[Records drawn from a dataset]
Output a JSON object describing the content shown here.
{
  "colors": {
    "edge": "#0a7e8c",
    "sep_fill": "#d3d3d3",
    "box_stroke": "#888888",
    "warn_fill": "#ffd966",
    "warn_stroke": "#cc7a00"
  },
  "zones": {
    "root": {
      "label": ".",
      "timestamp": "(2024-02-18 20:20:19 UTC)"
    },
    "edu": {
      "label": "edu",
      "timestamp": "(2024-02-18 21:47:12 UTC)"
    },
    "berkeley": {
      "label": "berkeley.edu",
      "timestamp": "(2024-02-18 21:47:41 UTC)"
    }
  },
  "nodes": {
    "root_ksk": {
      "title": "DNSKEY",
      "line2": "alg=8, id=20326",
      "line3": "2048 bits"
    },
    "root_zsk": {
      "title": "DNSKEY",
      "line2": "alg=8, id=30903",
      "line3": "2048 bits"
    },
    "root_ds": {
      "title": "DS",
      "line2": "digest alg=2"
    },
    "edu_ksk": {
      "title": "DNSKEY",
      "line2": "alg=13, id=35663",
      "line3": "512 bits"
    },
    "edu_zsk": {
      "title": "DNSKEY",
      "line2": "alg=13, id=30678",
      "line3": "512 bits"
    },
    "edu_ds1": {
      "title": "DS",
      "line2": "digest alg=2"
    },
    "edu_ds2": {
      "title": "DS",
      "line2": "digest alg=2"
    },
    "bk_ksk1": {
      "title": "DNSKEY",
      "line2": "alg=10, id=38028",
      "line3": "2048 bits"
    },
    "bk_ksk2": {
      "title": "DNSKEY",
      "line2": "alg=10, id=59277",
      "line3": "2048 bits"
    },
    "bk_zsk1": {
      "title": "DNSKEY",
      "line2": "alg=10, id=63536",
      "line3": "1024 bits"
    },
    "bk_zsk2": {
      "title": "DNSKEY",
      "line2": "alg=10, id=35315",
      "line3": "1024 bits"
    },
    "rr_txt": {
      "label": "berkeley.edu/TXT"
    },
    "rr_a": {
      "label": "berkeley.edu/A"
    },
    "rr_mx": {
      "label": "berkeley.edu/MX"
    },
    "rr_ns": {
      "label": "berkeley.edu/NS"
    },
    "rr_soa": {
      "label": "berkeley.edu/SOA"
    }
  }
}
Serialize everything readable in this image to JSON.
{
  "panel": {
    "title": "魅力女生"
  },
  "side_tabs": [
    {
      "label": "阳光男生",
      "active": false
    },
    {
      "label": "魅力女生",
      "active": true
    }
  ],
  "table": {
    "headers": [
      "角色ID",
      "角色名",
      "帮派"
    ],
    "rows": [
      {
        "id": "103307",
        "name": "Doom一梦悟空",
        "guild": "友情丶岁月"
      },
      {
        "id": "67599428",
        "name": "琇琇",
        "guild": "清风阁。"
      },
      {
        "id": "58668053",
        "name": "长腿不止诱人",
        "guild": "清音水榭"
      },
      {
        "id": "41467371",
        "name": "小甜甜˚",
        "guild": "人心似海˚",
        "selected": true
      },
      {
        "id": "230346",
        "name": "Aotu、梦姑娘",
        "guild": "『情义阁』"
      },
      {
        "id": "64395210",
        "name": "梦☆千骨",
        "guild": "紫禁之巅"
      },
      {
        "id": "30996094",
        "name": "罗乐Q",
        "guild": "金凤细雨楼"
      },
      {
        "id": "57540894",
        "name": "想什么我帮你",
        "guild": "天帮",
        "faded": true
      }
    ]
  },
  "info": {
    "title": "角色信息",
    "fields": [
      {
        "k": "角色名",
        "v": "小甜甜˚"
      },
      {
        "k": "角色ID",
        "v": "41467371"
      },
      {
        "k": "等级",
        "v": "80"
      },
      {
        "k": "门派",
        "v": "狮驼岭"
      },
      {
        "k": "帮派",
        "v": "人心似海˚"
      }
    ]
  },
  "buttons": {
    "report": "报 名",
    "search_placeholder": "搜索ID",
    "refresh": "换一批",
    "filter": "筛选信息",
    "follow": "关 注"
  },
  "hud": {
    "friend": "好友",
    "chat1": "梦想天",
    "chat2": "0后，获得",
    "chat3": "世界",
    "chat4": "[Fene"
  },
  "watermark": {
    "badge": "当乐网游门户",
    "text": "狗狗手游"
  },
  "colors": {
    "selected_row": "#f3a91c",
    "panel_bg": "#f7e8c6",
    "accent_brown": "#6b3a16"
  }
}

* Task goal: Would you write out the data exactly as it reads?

* Exercise response:
Output a JSON object describing the content shown here.
{
  "colors": {
    "edge": "#0a7e8c",
    "sep_fill": "#d3d3d3",
    "box_stroke": "#888888",
    "warn_fill": "#ffd966",
    "warn_stroke": "#cc7a00"
  },
  "zones": {
    "root": {
      "label": ".",
      "timestamp": "(2024-02-18 20:20:19 UTC)"
    },
    "edu": {
      "label": "edu",
      "timestamp": "(2024-02-18 21:47:12 UTC)"
    },
    "berkeley": {
      "label": "berkeley.edu",
      "timestamp": "(2024-02-18 21:47:41 UTC)"
    }
  },
  "nodes": {
    "root_ksk": {
      "title": "DNSKEY",
      "line2": "alg=8, id=20326",
      "line3": "2048 bits"
    },
    "root_zsk": {
      "title": "DNSKEY",
      "line2": "alg=8, id=30903",
      "line3": "2048 bits"
    },
    "root_ds": {
      "title": "DS",
      "line2": "digest alg=2"
    },
    "edu_ksk": {
      "title": "DNSKEY",
      "line2": "alg=13, id=35663",
      "line3": "512 bits"
    },
    "edu_zsk": {
      "title": "DNSKEY",
      "line2": "alg=13, id=30678",
      "line3": "512 bits"
    },
    "edu_ds1": {
      "title": "DS",
      "line2": "digest alg=2"
    },
    "edu_ds2": {
      "title": "DS",
      "line2": "digest alg=2"
    },
    "bk_ksk1": {
      "title": "DNSKEY",
      "line2": "alg=10, id=38028",
      "line3": "2048 bits"
    },
    "bk_ksk2": {
      "title": "DNSKEY",
      "line2": "alg=10, id=59277",
      "line3": "2048 bits"
    },
    "bk_zsk1": {
      "title": "DNSKEY",
      "line2": "alg=10, id=63536",
      "line3": "1024 bits"
    },
    "bk_zsk2": {
      "title": "DNSKEY",
      "line2": "alg=10, id=35315",
      "line3": "1024 bits"
    },
    "rr_txt": {
      "label": "berkeley.edu/TXT"
    },
    "rr_a": {
      "label": "berkeley.edu/A"
    },
    "rr_mx": {
      "label": "berkeley.edu/MX"
    },
    "rr_ns": {
      "label": "berkeley.edu/NS"
    },
    "rr_soa": {
      "label": "berkeley.edu/SOA"
    }
  }
}
Serialize everything readable in this image to JSON.
{
  "panel": {
    "title": "魅力女生"
  },
  "side_tabs": [
    {
      "label": "阳光男生",
      "active": false
    },
    {
      "label": "魅力女生",
      "active": true
    }
  ],
  "table": {
    "headers": [
      "角色ID",
      "角色名",
      "帮派"
    ],
    "rows": [
      {
        "id": "103307",
        "name": "Doom一梦悟空",
        "guild": "友情丶岁月"
      },
      {
        "id": "67599428",
        "name": "琇琇",
        "guild": "清风阁。"
      },
      {
        "id": "58668053",
        "name": "长腿不止诱人",
        "guild": "清音水榭"
      },
      {
        "id": "41467371",
        "name": "小甜甜˚",
        "guild": "人心似海˚",
        "selected": true
      },
      {
        "id": "230346",
        "name": "Aotu、梦姑娘",
        "guild": "『情义阁』"
      },
      {
        "id": "64395210",
        "name": "梦☆千骨",
        "guild": "紫禁之巅"
      },
      {
        "id": "30996094",
        "name": "罗乐Q",
        "guild": "金凤细雨楼"
      },
      {
        "id": "57540894",
        "name": "想什么我帮你",
        "guild": "天帮",
        "faded": true
      }
    ]
  },
  "info": {
    "title": "角色信息",
    "fields": [
      {
        "k": "角色名",
        "v": "小甜甜˚"
      },
      {
        "k": "角色ID",
        "v": "41467371"
      },
      {
        "k": "等级",
        "v": "80"
      },
      {
        "k": "门派",
        "v": "狮驼岭"
      },
      {
        "k": "帮派",
        "v": "人心似海˚"
      }
    ]
  },
  "buttons": {
    "report": "报 名",
    "search_placeholder": "搜索ID",
    "refresh": "换一批",
    "filter": "筛选信息",
    "follow": "关 注"
  },
  "hud": {
    "friend": "好友",
    "chat1": "梦想天",
    "chat2": "0后，获得",
    "chat3": "世界",
    "chat4": "[Fene"
  },
  "watermark": {
    "badge": "当乐网游门户",
    "text": "狗狗手游"
  },
  "colors": {
    "selected_row": "#f3a91c",
    "panel_bg": "#f7e8c6",
    "accent_brown": "#6b3a16"
  }
}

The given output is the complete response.